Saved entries
= = = = =

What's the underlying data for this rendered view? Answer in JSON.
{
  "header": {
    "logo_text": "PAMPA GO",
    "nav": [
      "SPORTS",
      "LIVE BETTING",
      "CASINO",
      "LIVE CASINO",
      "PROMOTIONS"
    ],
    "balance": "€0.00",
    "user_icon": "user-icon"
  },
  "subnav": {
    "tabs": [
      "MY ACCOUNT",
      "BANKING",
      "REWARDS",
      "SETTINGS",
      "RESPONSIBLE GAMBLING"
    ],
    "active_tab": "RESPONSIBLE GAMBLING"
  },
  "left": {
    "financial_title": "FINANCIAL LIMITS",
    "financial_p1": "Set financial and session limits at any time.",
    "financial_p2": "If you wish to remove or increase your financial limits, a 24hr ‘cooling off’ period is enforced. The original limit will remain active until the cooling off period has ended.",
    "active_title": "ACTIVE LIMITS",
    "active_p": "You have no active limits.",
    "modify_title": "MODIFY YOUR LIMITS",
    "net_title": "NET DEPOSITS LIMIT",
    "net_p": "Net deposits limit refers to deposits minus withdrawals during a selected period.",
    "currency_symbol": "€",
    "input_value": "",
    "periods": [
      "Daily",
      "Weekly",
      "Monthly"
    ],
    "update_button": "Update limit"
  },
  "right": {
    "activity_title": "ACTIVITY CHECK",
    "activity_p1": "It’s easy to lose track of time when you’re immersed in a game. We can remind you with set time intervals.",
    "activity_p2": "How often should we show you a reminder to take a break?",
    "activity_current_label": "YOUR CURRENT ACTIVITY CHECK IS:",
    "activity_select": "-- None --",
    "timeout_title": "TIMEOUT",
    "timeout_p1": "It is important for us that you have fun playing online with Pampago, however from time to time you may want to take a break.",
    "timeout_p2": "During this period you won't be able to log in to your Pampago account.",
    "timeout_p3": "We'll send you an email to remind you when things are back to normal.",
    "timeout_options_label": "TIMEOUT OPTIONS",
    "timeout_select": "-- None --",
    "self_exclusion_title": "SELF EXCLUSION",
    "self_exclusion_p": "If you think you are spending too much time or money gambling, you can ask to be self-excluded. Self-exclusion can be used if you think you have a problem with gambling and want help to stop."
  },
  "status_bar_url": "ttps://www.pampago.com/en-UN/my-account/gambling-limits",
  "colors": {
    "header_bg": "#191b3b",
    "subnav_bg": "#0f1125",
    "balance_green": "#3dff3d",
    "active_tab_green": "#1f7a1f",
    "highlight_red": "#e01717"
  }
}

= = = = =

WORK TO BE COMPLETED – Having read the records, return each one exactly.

ANSWER TO THE EXERCISE –
What's the underlying data for this rendered view? Answer in JSON.
{
  "header": {
    "logo_text": "PAMPA GO",
    "nav": [
      "SPORTS",
      "LIVE BETTING",
      "CASINO",
      "LIVE CASINO",
      "PROMOTIONS"
    ],
    "balance": "€0.00",
    "user_icon": "user-icon"
  },
  "subnav": {
    "tabs": [
      "MY ACCOUNT",
      "BANKING",
      "REWARDS",
      "SETTINGS",
      "RESPONSIBLE GAMBLING"
    ],
    "active_tab": "RESPONSIBLE GAMBLING"
  },
  "left": {
    "financial_title": "FINANCIAL LIMITS",
    "financial_p1": "Set financial and session limits at any time.",
    "financial_p2": "If you wish to remove or increase your financial limits, a 24hr ‘cooling off’ period is enforced. The original limit will remain active until the cooling off period has ended.",
    "active_title": "ACTIVE LIMITS",
    "active_p": "You have no active limits.",
    "modify_title": "MODIFY YOUR LIMITS",
    "net_title": "NET DEPOSITS LIMIT",
    "net_p": "Net deposits limit refers to deposits minus withdrawals during a selected period.",
    "currency_symbol": "€",
    "input_value": "",
    "periods": [
      "Daily",
      "Weekly",
      "Monthly"
    ],
    "update_button": "Update limit"
  },
  "right": {
    "activity_title": "ACTIVITY CHECK",
    "activity_p1": "It’s easy to lose track of time when you’re immersed in a game. We can remind you with set time intervals.",
    "activity_p2": "How often should we show you a reminder to take a break?",
    "activity_current_label": "YOUR CURRENT ACTIVITY CHECK IS:",
    "activity_select": "-- None --",
    "timeout_title": "TIMEOUT",
    "timeout_p1": "It is important for us that you have fun playing online with Pampago, however from time to time you may want to take a break.",
    "timeout_p2": "During this period you won't be able to log in to your Pampago account.",
    "timeout_p3": "We'll send you an email to remind you when things are back to normal.",
    "timeout_options_label": "TIMEOUT OPTIONS",
    "timeout_select": "-- None --",
    "self_exclusion_title": "SELF EXCLUSION",
    "self_exclusion_p": "If you think you are spending too much time or money gambling, you can ask to be self-excluded. Self-exclusion can be used if you think you have a problem with gambling and want help to stop."
  },
  "status_bar_url": "ttps://www.pampago.com/en-UN/my-account/gambling-limits",
  "colors": {
    "header_bg": "#191b3b",
    "subnav_bg": "#0f1125",
    "balance_green": "#3dff3d",
    "active_tab_green": "#1f7a1f",
    "highlight_red": "#e01717"
  }
}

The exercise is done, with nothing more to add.